AHDB’s EWR estimates use Meteorological Office Rainfall and Evaporation Calculation System (MORECS) data. Four maps are produced: one for bare soil, one for winter cereals, one for winter barley and one for winter oilseed rape. EWR deviation from the long-term average (1981–2010) is also provided. Updated during the winter months, the current map displays EWR over the period 1 October 2019–31 January 2020.

EWR information was funded by Defra and produced by ADAS as ‘spring N advice’ up until 2015. In that year, AHDB took on responsibility for the publication of nutrient management guidance, through RB209, from Defra. The release of EWR data is part of AHDB’s commitment to promoting best nutrient management practice.

Excess winter rainfall

Excess winter rainfall

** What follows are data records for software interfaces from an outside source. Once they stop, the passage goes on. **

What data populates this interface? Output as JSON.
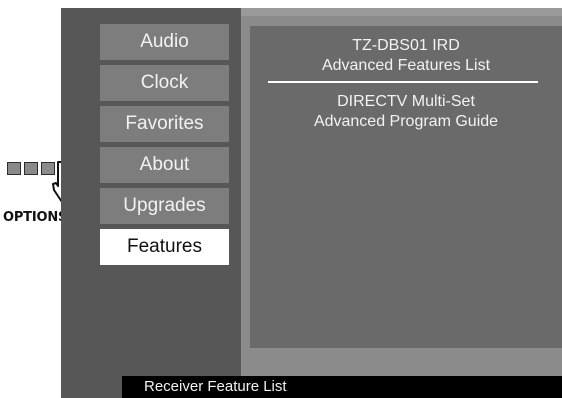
{
  "remote": {
    "icon": "options-hand-pointer-icon",
    "button_label": "OPTIONS"
  },
  "menu": {
    "items": [
      {
        "label": "Audio",
        "selected": false
      },
      {
        "label": "Clock",
        "selected": false
      },
      {
        "label": "Favorites",
        "selected": false
      },
      {
        "label": "About",
        "selected": false
      },
      {
        "label": "Upgrades",
        "selected": false
      },
      {
        "label": "Features",
        "selected": true
      }
    ]
  },
  "panel": {
    "title_line1": "TZ-DBS01 IRD",
    "title_line2": "Advanced Features List",
    "features": [
      "DIRECTV Multi-Set",
      "Advanced Program Guide"
    ]
  },
  "status_bar": {
    "text": "Receiver Feature List"
  },
  "colors": {
    "screen_bg": "#5b5b5b",
    "panel_bg": "#6a6a6a",
    "menu_item_bg": "#7d7d7d",
    "selected_bg": "#ffffff",
    "status_bg": "#000000"
  }
}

Find out how to account for nitrate losses with the EWR tool. Use this information to guide nutrient management planning

Excess winter rainfall (EWR) data presented over 199 40x40km squares. Mid-season (1 October 2019–31 January 2020) results for winter wheat shown.

  • Left: Current winter (2019–20)
  • Right: Long-term average (1981–2010)

Excess winter rainfall (EWR) data presented over 199 40x40km squares. Mid-season (1 October 2019–31 January 2020) results for winter wheat shown.

  • Left: Current winter (2019–2020) compared with the long-term average (1981–2010). Historically drier areas of the country, particularly the middle and eastern parts of England, are the most likely to experience downward shifts in soil nitrogen supply (SNS) indices
  • Right: Difference between current season and long-term average (1981–2010). Despite being associated with high levels of EWR, parts of Scotland, northwest England and Northern Ireland have been drier than the long-term average